[Task requirements]:
Reproduce the listing below word for word and exclude any picture.

---------- Records supplied ----------

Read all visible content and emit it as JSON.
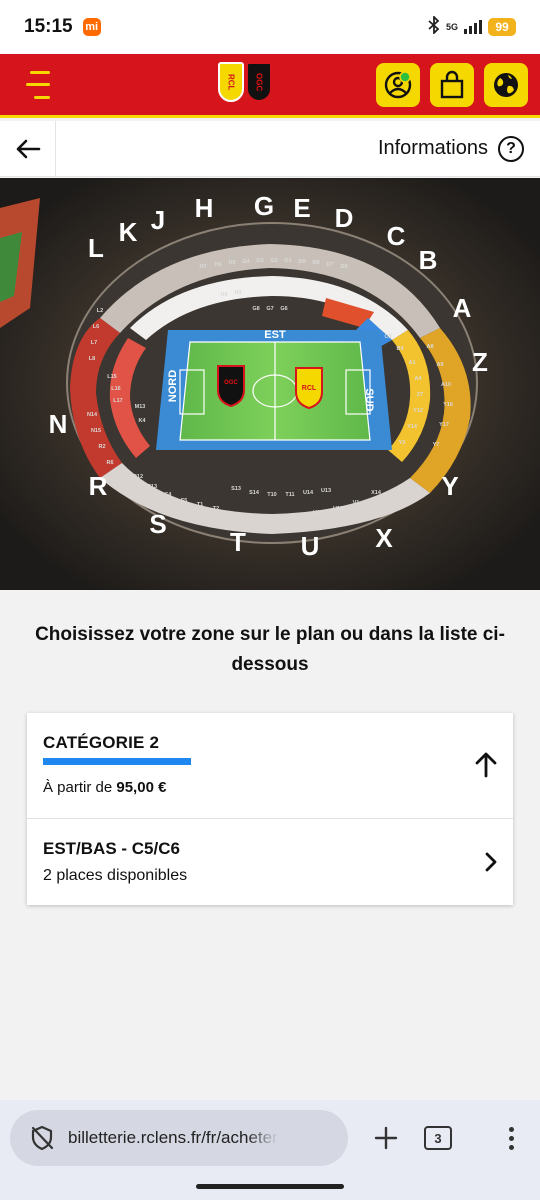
{
  "status": {
    "time": "15:15",
    "mi": "mi",
    "network": "5G",
    "battery": "99"
  },
  "header": {
    "logo_rcl": "RCL",
    "logo_ogc": "OGC",
    "icons": [
      "menu-icon",
      "account-icon",
      "bag-icon",
      "globe-icon"
    ]
  },
  "nav": {
    "back_icon": "arrow-left-icon",
    "info_label": "Informations",
    "help_glyph": "?"
  },
  "stadium": {
    "stands": {
      "north": "NORD",
      "east": "EST",
      "south": "SUD"
    },
    "pitch_logos": [
      "OGC NICE",
      "RCL"
    ],
    "blocks_top": [
      "L",
      "K",
      "J",
      "H",
      "G",
      "E",
      "D",
      "C",
      "B"
    ],
    "blocks_right": [
      "A",
      "Z"
    ],
    "blocks_left": [
      "N"
    ],
    "blocks_bottom": [
      "R",
      "S",
      "T",
      "U",
      "X",
      "Y"
    ]
  },
  "main": {
    "prompt": "Choisissez votre zone sur le plan ou dans la liste ci-dessous",
    "category": {
      "title": "CATÉGORIE 2",
      "price_prefix": "À partir de",
      "price": "95,00 €",
      "color": "#1e88f0"
    },
    "zone": {
      "title": "EST/BAS - C5/C6",
      "availability": "2 places disponibles"
    }
  },
  "browser": {
    "url": "billetterie.rclens.fr/fr/acheter",
    "tab_count": "3"
  },
  "colors": {
    "brand_red": "#d6141b",
    "brand_yellow": "#f5d800",
    "accent_blue": "#1e88f0"
  }
}
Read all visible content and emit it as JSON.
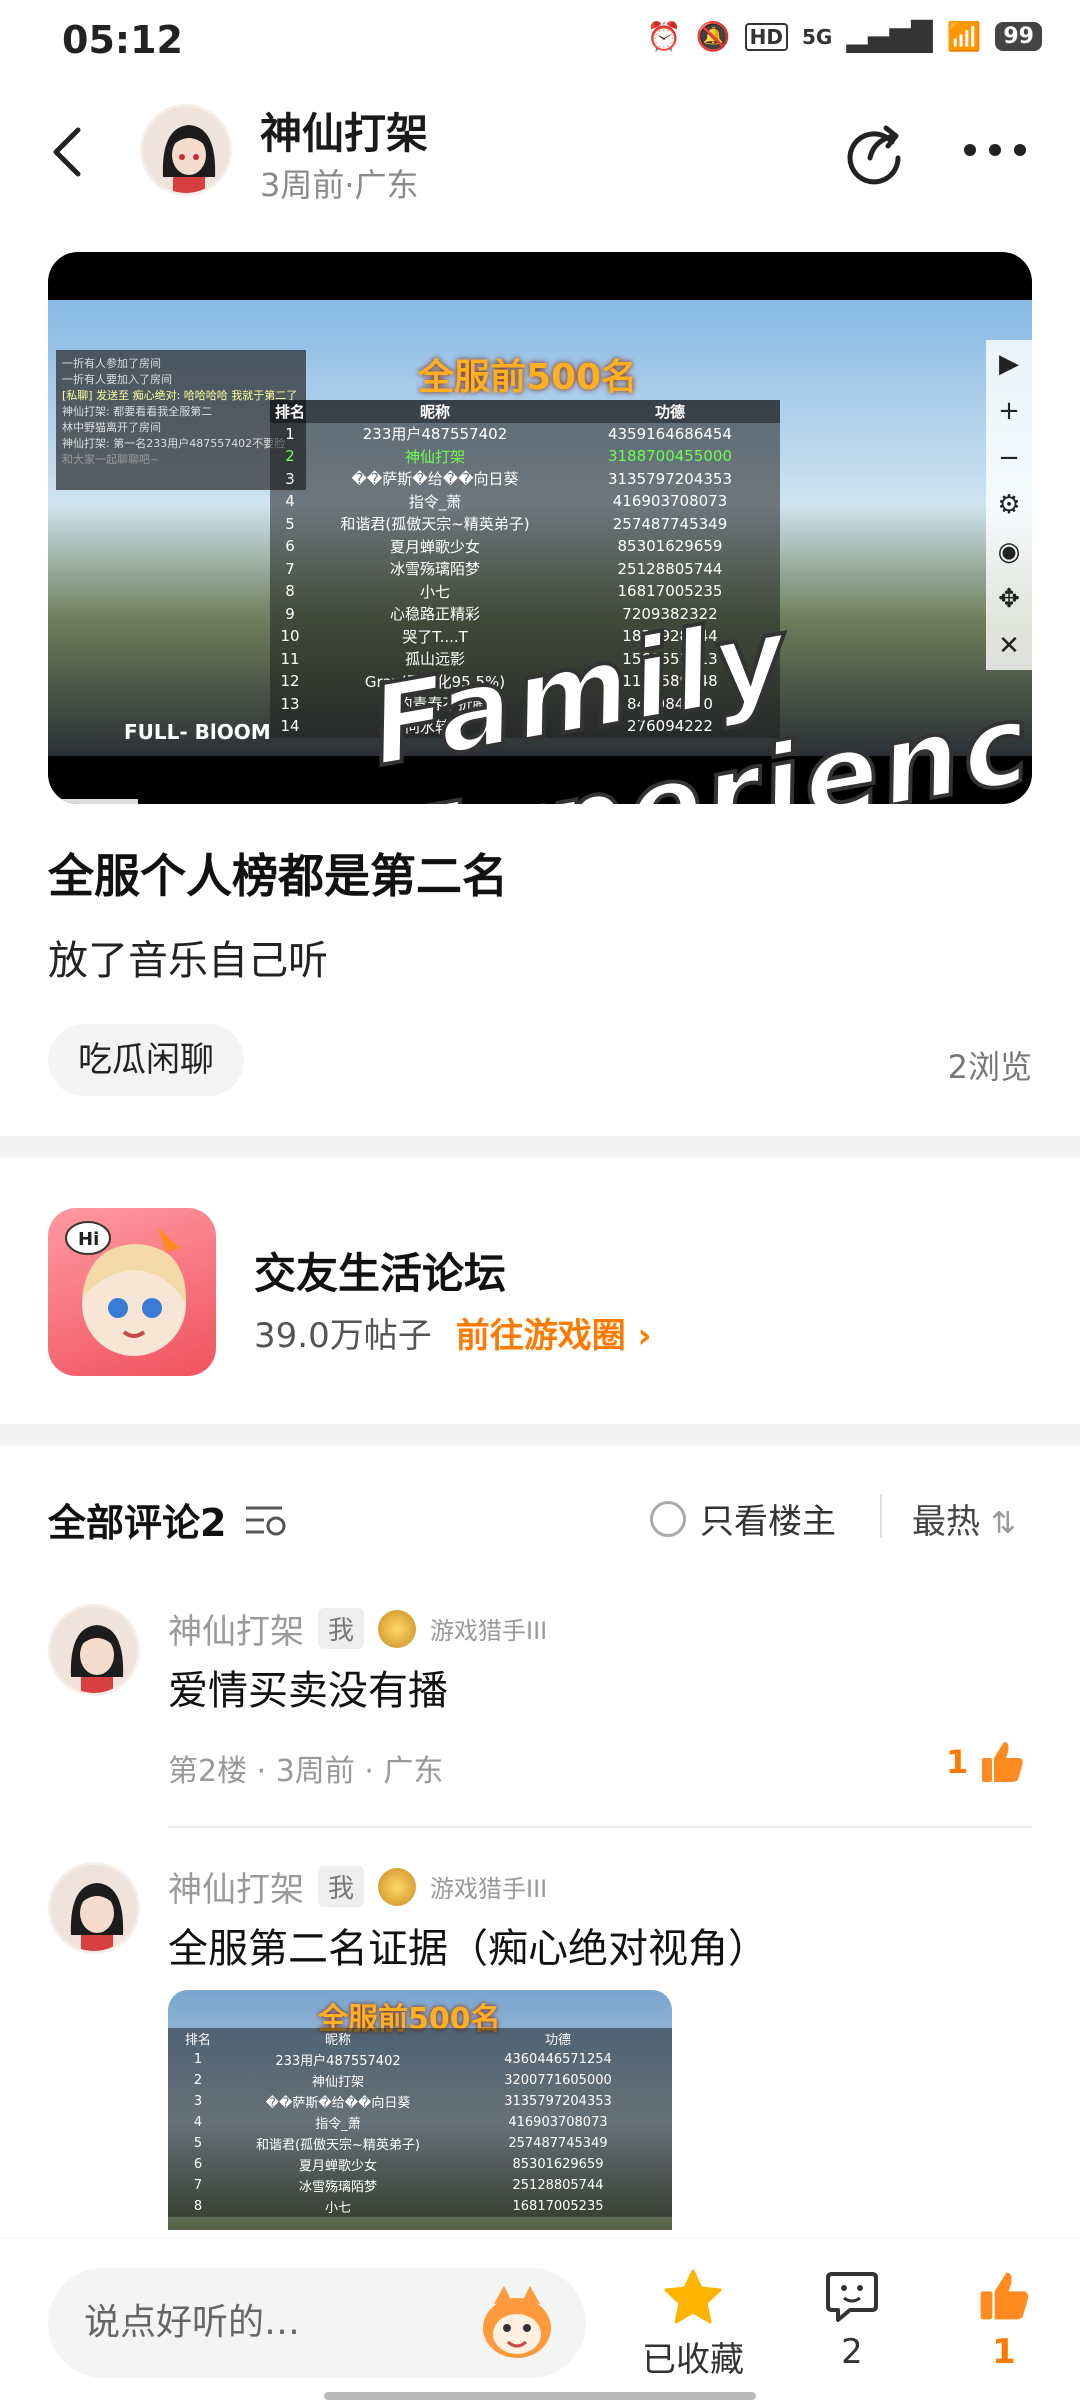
{
  "status": {
    "time": "05:12",
    "network": "5G",
    "battery": "99"
  },
  "header": {
    "author": "神仙打架",
    "subtitle": "3周前·广东"
  },
  "video": {
    "title": "全服前500名",
    "columns": [
      "排名",
      "昵称",
      "功德"
    ],
    "rows": [
      [
        "1",
        "233用户487557402",
        "4359164686454"
      ],
      [
        "2",
        "神仙打架",
        "3188700455000"
      ],
      [
        "3",
        "��萨斯�给��向日葵",
        "3135797204353"
      ],
      [
        "4",
        "指令_萧",
        "416903708073"
      ],
      [
        "5",
        "和谐君(孤傲天宗~精英弟子)",
        "257487745349"
      ],
      [
        "6",
        "夏月蝉歌少女",
        "85301629659"
      ],
      [
        "7",
        "冰雪殇璃陌梦",
        "25128805744"
      ],
      [
        "8",
        "小七",
        "16817005235"
      ],
      [
        "9",
        "心稳路正精彩",
        "7209382322"
      ],
      [
        "10",
        "哭了T....T",
        "1837928144"
      ],
      [
        "11",
        "孤山远影",
        "1569551013"
      ],
      [
        "12",
        "Gray(已黑化95.5%)",
        "1182589148"
      ],
      [
        "13",
        "谁的青春不折腾",
        "849984000"
      ],
      [
        "14",
        "问水转寒",
        "276094222"
      ]
    ],
    "overlay_text": "Family Experience",
    "badge": "FULL- BlOOM",
    "chat_lines": [
      "一折有人参加了房间",
      "一折有人要加入了房间",
      "[私聊] 发送至 痴心绝对: 哈哈哈哈 我就于第二了",
      "神仙打架: 都要看看我全服第二",
      "林中野猫离开了房间",
      "神仙打架: 第一名233用户487557402不要脸"
    ],
    "chat_placeholder": "和大家一起聊聊吧~"
  },
  "post": {
    "title": "全服个人榜都是第二名",
    "body": "放了音乐自己听",
    "tag": "吃瓜闲聊",
    "views": "2浏览"
  },
  "forum": {
    "name": "交友生活论坛",
    "posts": "39.0万帖子",
    "link": "前往游戏圈"
  },
  "comments_section": {
    "title": "全部评论2",
    "only_op": "只看楼主",
    "sort": "最热"
  },
  "comments": [
    {
      "name": "神仙打架",
      "badge": "我",
      "title": "游戏猎手III",
      "text": "爱情买卖没有播",
      "meta": "第2楼 · 3周前 · 广东",
      "likes": "1"
    },
    {
      "name": "神仙打架",
      "badge": "我",
      "title": "游戏猎手III",
      "text": "全服第二名证据（痴心绝对视角）"
    }
  ],
  "comment_image": {
    "title": "全服前500名",
    "rows": [
      [
        "排名",
        "昵称",
        "功德"
      ],
      [
        "1",
        "233用户487557402",
        "4360446571254"
      ],
      [
        "2",
        "神仙打架",
        "3200771605000"
      ],
      [
        "3",
        "��萨斯�给��向日葵",
        "3135797204353"
      ],
      [
        "4",
        "指令_萧",
        "416903708073"
      ],
      [
        "5",
        "和谐君(孤傲天宗~精英弟子)",
        "257487745349"
      ],
      [
        "6",
        "夏月蝉歌少女",
        "85301629659"
      ],
      [
        "7",
        "冰雪殇璃陌梦",
        "25128805744"
      ],
      [
        "8",
        "小七",
        "16817005235"
      ]
    ]
  },
  "bottom_bar": {
    "placeholder": "说点好听的…",
    "favorite": "已收藏",
    "comments": "2",
    "likes": "1"
  },
  "colors": {
    "accent": "#ff7a00",
    "like": "#ff8a1f",
    "star": "#ffb400"
  }
}
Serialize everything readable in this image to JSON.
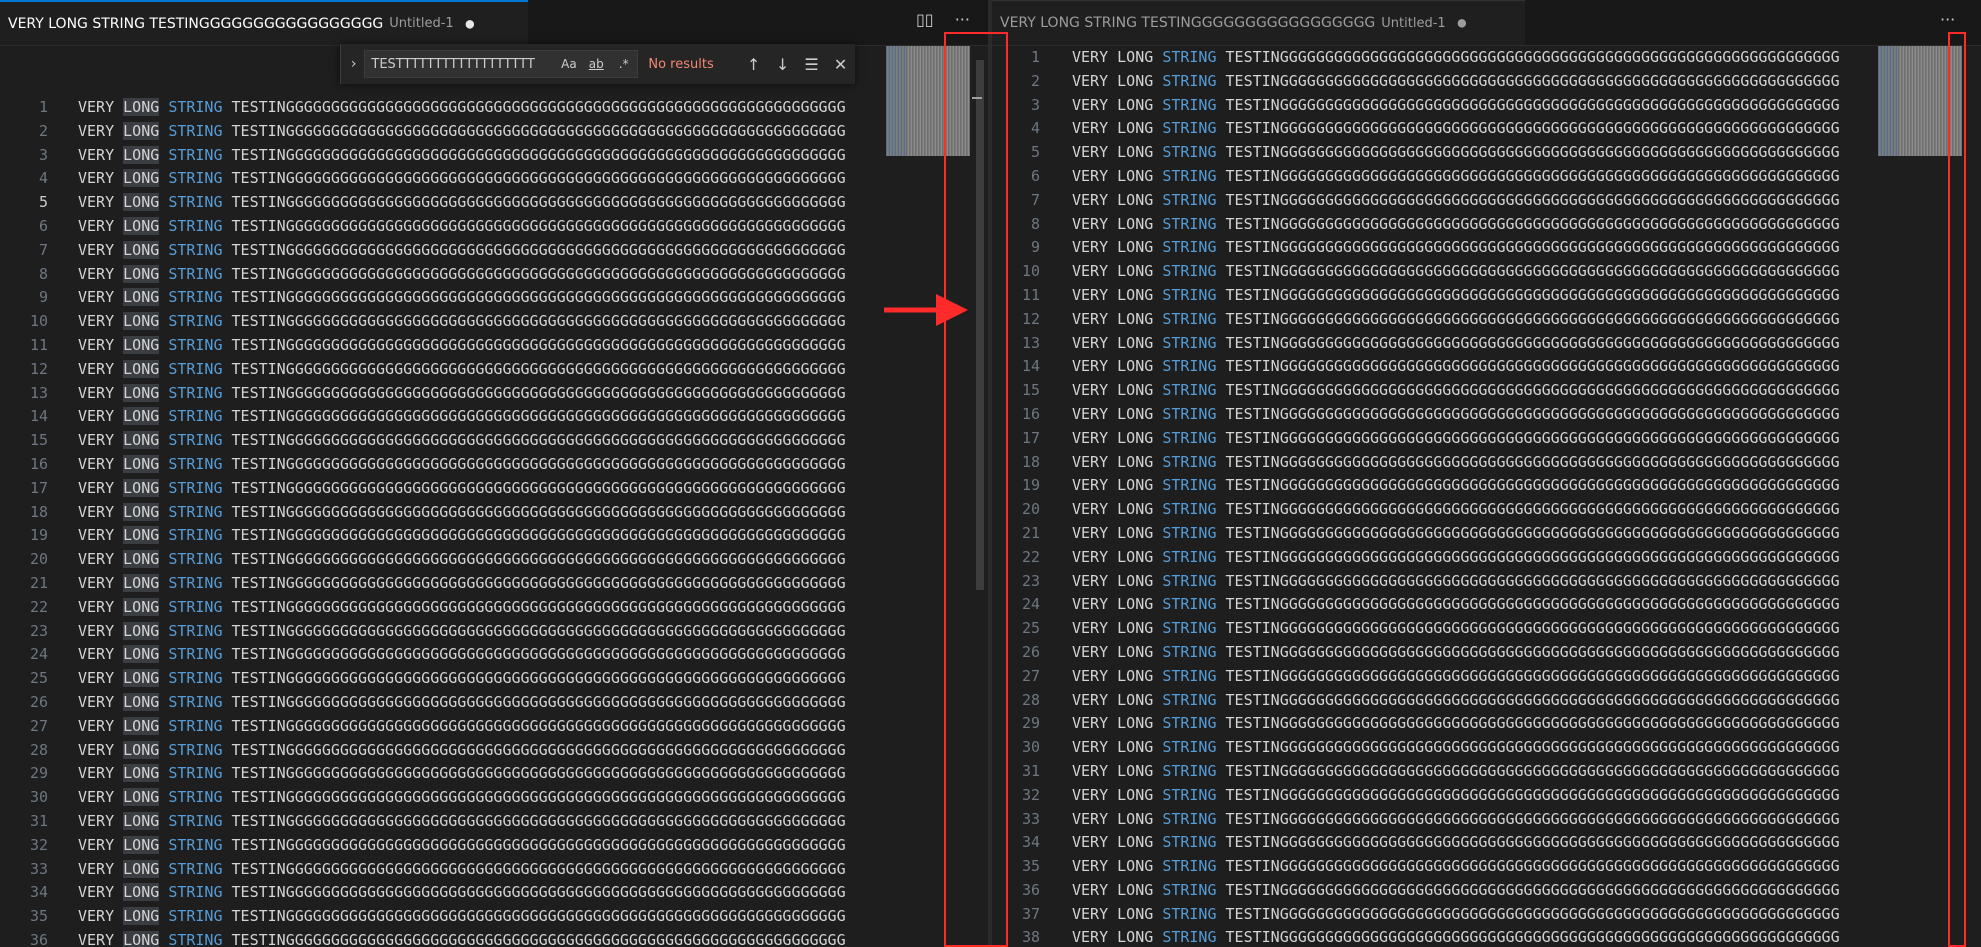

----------

[Problem solution]:
Read all visible content and emit it as JSON.
{
  "status": {
    "time": "15:15",
    "mi": "mi",
    "network": "5G",
    "battery": "99"
  },
  "header": {
    "logo_rcl": "RCL",
    "logo_ogc": "OGC",
    "icons": [
      "menu-icon",
      "account-icon",
      "bag-icon",
      "globe-icon"
    ]
  },
  "nav": {
    "back_icon": "arrow-left-icon",
    "info_label": "Informations",
    "help_glyph": "?"
  },
  "stadium": {
    "stands": {
      "north": "NORD",
      "east": "EST",
      "south": "SUD"
    },
    "pitch_logos": [
      "OGC NICE",
      "RCL"
    ],
    "blocks_top": [
      "L",
      "K",
      "J",
      "H",
      "G",
      "E",
      "D",
      "C",
      "B"
    ],
    "blocks_right": [
      "A",
      "Z"
    ],
    "blocks_left": [
      "N"
    ],
    "blocks_bottom": [
      "R",
      "S",
      "T",
      "U",
      "X",
      "Y"
    ]
  },
  "main": {
    "prompt": "Choisissez votre zone sur le plan ou dans la liste ci-dessous",
    "category": {
      "title": "CATÉGORIE 2",
      "price_prefix": "À partir de",
      "price": "95,00 €",
      "color": "#1e88f0"
    },
    "zone": {
      "title": "EST/BAS - C5/C6",
      "availability": "2 places disponibles"
    }
  },
  "browser": {
    "url": "billetterie.rclens.fr/fr/acheter",
    "tab_count": "3"
  },
  "colors": {
    "brand_red": "#d6141b",
    "brand_yellow": "#f5d800",
    "accent_blue": "#1e88f0"
  }
}
Read all visible content and emit it as JSON.
{
  "status": {
    "time": "05:12",
    "network": "5G",
    "battery": "99"
  },
  "header": {
    "author": "神仙打架",
    "subtitle": "3周前·广东"
  },
  "video": {
    "title": "全服前500名",
    "columns": [
      "排名",
      "昵称",
      "功德"
    ],
    "rows": [
      [
        "1",
        "233用户487557402",
        "4359164686454"
      ],
      [
        "2",
        "神仙打架",
        "3188700455000"
      ],
      [
        "3",
        "��萨斯�给��向日葵",
        "3135797204353"
      ],
      [
        "4",
        "指令_萧",
        "416903708073"
      ],
      [
        "5",
        "和谐君(孤傲天宗~精英弟子)",
        "257487745349"
      ],
      [
        "6",
        "夏月蝉歌少女",
        "85301629659"
      ],
      [
        "7",
        "冰雪殇璃陌梦",
        "25128805744"
      ],
      [
        "8",
        "小七",
        "16817005235"
      ],
      [
        "9",
        "心稳路正精彩",
        "7209382322"
      ],
      [
        "10",
        "哭了T....T",
        "1837928144"
      ],
      [
        "11",
        "孤山远影",
        "1569551013"
      ],
      [
        "12",
        "Gray(已黑化95.5%)",
        "1182589148"
      ],
      [
        "13",
        "谁的青春不折腾",
        "849984000"
      ],
      [
        "14",
        "问水转寒",
        "276094222"
      ]
    ],
    "overlay_text": "Family Experience",
    "badge": "FULL- BlOOM",
    "chat_lines": [
      "一折有人参加了房间",
      "一折有人要加入了房间",
      "[私聊] 发送至 痴心绝对: 哈哈哈哈 我就于第二了",
      "神仙打架: 都要看看我全服第二",
      "林中野猫离开了房间",
      "神仙打架: 第一名233用户487557402不要脸"
    ],
    "chat_placeholder": "和大家一起聊聊吧~"
  },
  "post": {
    "title": "全服个人榜都是第二名",
    "body": "放了音乐自己听",
    "tag": "吃瓜闲聊",
    "views": "2浏览"
  },
  "forum": {
    "name": "交友生活论坛",
    "posts": "39.0万帖子",
    "link": "前往游戏圈"
  },
  "comments_section": {
    "title": "全部评论2",
    "only_op": "只看楼主",
    "sort": "最热"
  },
  "comments": [
    {
      "name": "神仙打架",
      "badge": "我",
      "title": "游戏猎手III",
      "text": "爱情买卖没有播",
      "meta": "第2楼 · 3周前 · 广东",
      "likes": "1"
    },
    {
      "name": "神仙打架",
      "badge": "我",
      "title": "游戏猎手III",
      "text": "全服第二名证据（痴心绝对视角）"
    }
  ],
  "comment_image": {
    "title": "全服前500名",
    "rows": [
      [
        "排名",
        "昵称",
        "功德"
      ],
      [
        "1",
        "233用户487557402",
        "4360446571254"
      ],
      [
        "2",
        "神仙打架",
        "3200771605000"
      ],
      [
        "3",
        "��萨斯�给��向日葵",
        "3135797204353"
      ],
      [
        "4",
        "指令_萧",
        "416903708073"
      ],
      [
        "5",
        "和谐君(孤傲天宗~精英弟子)",
        "257487745349"
      ],
      [
        "6",
        "夏月蝉歌少女",
        "85301629659"
      ],
      [
        "7",
        "冰雪殇璃陌梦",
        "25128805744"
      ],
      [
        "8",
        "小七",
        "16817005235"
      ]
    ]
  },
  "bottom_bar": {
    "placeholder": "说点好听的…",
    "favorite": "已收藏",
    "comments": "2",
    "likes": "1"
  },
  "colors": {
    "accent": "#ff7a00",
    "like": "#ff8a1f",
    "star": "#ffb400"
  }
}
Serialize everything readable in this image to JSON.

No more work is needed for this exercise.